§ Task objective
Output the lines below from the one containing "Give me the" through the end of the listing, inclusive, exactly as they appear, and nothing further.

§ Given data
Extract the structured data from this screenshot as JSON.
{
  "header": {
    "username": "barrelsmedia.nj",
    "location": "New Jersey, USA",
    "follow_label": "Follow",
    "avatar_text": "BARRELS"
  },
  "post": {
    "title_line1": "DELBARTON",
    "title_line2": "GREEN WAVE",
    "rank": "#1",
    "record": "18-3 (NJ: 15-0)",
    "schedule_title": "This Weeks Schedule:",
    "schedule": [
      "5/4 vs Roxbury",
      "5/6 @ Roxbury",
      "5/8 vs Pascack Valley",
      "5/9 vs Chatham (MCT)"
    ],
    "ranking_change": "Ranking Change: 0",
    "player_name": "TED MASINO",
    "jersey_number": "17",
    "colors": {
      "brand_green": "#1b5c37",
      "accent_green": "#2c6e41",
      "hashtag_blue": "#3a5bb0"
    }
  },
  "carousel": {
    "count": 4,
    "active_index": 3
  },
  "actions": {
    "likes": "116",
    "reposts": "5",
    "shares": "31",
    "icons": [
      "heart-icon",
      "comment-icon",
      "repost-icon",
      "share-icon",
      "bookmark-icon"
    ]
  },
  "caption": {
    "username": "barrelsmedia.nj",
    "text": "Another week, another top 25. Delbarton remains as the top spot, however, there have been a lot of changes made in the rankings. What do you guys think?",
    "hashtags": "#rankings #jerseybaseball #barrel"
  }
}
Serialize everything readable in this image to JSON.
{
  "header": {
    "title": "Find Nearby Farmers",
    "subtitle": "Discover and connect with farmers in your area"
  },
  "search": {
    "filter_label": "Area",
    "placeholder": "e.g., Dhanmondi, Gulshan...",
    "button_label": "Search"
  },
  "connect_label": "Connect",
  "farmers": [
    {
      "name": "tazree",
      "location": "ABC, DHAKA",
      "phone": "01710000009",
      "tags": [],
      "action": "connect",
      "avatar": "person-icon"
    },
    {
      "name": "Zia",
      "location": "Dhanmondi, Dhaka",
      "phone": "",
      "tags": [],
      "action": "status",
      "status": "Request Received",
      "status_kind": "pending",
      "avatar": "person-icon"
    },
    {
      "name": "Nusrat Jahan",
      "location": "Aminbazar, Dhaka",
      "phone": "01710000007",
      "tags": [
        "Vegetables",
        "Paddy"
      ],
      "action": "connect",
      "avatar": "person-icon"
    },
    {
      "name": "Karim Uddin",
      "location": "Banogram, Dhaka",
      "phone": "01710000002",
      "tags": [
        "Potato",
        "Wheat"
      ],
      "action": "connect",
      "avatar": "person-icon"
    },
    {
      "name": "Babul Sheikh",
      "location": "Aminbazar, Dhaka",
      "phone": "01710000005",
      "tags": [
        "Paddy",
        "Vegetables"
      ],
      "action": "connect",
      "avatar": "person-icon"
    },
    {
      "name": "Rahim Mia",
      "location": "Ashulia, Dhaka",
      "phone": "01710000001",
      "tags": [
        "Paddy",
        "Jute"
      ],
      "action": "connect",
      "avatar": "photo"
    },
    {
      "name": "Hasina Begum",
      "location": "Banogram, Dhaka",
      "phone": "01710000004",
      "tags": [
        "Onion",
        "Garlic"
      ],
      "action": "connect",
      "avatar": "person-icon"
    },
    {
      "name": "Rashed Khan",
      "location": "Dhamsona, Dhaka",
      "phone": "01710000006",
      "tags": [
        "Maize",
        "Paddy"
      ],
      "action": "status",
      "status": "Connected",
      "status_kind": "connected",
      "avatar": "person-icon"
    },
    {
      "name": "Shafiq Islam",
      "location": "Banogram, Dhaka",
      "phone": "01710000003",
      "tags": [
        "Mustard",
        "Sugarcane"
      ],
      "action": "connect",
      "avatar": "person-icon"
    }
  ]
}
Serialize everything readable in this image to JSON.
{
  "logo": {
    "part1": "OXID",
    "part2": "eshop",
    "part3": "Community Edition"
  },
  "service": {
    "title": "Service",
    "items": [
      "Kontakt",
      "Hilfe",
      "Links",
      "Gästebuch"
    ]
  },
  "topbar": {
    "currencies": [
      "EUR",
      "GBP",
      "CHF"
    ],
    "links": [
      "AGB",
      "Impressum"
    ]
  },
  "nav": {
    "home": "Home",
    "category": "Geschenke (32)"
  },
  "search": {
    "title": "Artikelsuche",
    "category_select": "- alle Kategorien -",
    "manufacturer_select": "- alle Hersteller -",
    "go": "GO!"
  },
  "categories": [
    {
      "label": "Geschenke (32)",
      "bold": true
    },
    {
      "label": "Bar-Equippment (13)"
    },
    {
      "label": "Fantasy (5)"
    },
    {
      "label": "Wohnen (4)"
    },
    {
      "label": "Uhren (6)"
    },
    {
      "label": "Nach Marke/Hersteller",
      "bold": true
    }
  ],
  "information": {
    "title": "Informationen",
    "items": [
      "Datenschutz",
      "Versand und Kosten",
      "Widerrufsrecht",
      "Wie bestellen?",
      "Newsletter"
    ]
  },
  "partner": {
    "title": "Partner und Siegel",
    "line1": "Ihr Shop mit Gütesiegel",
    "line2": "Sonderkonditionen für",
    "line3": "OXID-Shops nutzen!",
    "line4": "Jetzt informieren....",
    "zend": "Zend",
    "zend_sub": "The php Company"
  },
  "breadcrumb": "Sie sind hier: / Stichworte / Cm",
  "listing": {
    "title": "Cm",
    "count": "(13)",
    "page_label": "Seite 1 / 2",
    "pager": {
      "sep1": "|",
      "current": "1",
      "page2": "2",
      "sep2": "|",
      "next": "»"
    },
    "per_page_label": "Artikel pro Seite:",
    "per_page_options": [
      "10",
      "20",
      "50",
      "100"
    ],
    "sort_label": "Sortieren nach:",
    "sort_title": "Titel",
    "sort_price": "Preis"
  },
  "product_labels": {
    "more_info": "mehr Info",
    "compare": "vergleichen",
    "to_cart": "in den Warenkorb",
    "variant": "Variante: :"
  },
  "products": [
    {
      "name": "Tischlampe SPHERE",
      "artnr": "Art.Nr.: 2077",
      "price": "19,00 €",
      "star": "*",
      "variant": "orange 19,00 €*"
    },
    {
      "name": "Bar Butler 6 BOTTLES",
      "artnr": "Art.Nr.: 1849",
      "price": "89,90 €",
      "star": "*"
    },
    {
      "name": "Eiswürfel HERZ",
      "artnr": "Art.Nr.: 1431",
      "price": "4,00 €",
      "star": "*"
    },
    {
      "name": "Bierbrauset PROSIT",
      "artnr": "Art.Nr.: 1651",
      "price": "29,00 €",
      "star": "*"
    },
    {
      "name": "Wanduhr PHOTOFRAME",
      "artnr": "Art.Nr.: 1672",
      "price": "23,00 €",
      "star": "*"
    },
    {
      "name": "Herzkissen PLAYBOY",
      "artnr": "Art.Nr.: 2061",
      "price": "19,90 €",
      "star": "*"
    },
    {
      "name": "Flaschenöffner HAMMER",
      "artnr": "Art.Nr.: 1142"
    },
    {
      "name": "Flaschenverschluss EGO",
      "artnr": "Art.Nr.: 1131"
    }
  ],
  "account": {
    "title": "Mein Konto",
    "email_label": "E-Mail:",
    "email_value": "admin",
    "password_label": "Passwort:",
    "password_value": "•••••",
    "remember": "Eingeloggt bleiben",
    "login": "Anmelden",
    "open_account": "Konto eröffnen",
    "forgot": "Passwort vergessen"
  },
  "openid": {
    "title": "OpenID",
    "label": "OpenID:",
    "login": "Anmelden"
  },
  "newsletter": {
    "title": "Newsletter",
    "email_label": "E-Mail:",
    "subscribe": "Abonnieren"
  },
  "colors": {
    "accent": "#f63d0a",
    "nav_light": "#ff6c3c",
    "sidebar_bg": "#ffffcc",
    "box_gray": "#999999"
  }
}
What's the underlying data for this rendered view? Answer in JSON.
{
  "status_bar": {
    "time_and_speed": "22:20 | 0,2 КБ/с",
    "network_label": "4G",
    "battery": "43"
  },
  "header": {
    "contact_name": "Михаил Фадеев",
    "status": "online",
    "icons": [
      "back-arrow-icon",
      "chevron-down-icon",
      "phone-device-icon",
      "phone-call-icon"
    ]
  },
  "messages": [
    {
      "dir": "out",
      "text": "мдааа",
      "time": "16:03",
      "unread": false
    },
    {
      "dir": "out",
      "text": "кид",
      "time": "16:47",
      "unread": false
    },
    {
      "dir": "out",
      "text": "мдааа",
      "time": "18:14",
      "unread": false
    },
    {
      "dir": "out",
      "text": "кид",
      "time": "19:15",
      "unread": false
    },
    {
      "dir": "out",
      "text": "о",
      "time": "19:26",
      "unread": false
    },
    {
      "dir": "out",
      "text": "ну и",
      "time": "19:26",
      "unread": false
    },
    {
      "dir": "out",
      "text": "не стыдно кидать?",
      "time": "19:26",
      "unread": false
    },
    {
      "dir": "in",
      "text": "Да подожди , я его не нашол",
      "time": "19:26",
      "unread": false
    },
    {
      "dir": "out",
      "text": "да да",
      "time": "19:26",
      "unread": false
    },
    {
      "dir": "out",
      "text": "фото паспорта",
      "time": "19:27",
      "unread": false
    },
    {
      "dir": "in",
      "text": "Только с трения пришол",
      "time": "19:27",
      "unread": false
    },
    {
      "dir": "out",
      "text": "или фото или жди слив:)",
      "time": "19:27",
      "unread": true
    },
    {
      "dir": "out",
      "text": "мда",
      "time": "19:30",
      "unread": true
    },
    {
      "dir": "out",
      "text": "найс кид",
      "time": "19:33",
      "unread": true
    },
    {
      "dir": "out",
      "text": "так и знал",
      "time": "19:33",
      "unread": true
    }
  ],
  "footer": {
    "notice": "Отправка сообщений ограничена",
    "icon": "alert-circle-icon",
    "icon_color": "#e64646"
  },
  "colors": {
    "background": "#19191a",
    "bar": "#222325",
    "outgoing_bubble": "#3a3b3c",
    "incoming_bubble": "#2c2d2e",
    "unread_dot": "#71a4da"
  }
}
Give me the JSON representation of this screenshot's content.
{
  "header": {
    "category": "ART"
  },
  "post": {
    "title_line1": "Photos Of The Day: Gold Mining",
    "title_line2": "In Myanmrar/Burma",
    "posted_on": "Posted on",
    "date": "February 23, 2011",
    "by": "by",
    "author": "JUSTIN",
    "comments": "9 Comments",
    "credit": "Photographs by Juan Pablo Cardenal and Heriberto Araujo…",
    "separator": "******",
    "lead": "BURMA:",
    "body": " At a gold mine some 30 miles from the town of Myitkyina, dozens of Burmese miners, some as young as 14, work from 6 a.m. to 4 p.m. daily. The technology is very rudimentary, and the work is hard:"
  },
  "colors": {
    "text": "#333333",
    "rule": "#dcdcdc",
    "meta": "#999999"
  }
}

§ Task output
Give me the JSON representation of this screenshot's content.
{
  "header": {
    "category": "ART"
  },
  "post": {
    "title_line1": "Photos Of The Day: Gold Mining",
    "title_line2": "In Myanmrar/Burma",
    "posted_on": "Posted on",
    "date": "February 23, 2011",
    "by": "by",
    "author": "JUSTIN",
    "comments": "9 Comments",
    "credit": "Photographs by Juan Pablo Cardenal and Heriberto Araujo…",
    "separator": "******",
    "lead": "BURMA:",
    "body": " At a gold mine some 30 miles from the town of Myitkyina, dozens of Burmese miners, some as young as 14, work from 6 a.m. to 4 p.m. daily. The technology is very rudimentary, and the work is hard:"
  },
  "colors": {
    "text": "#333333",
    "rule": "#dcdcdc",
    "meta": "#999999"
  }
}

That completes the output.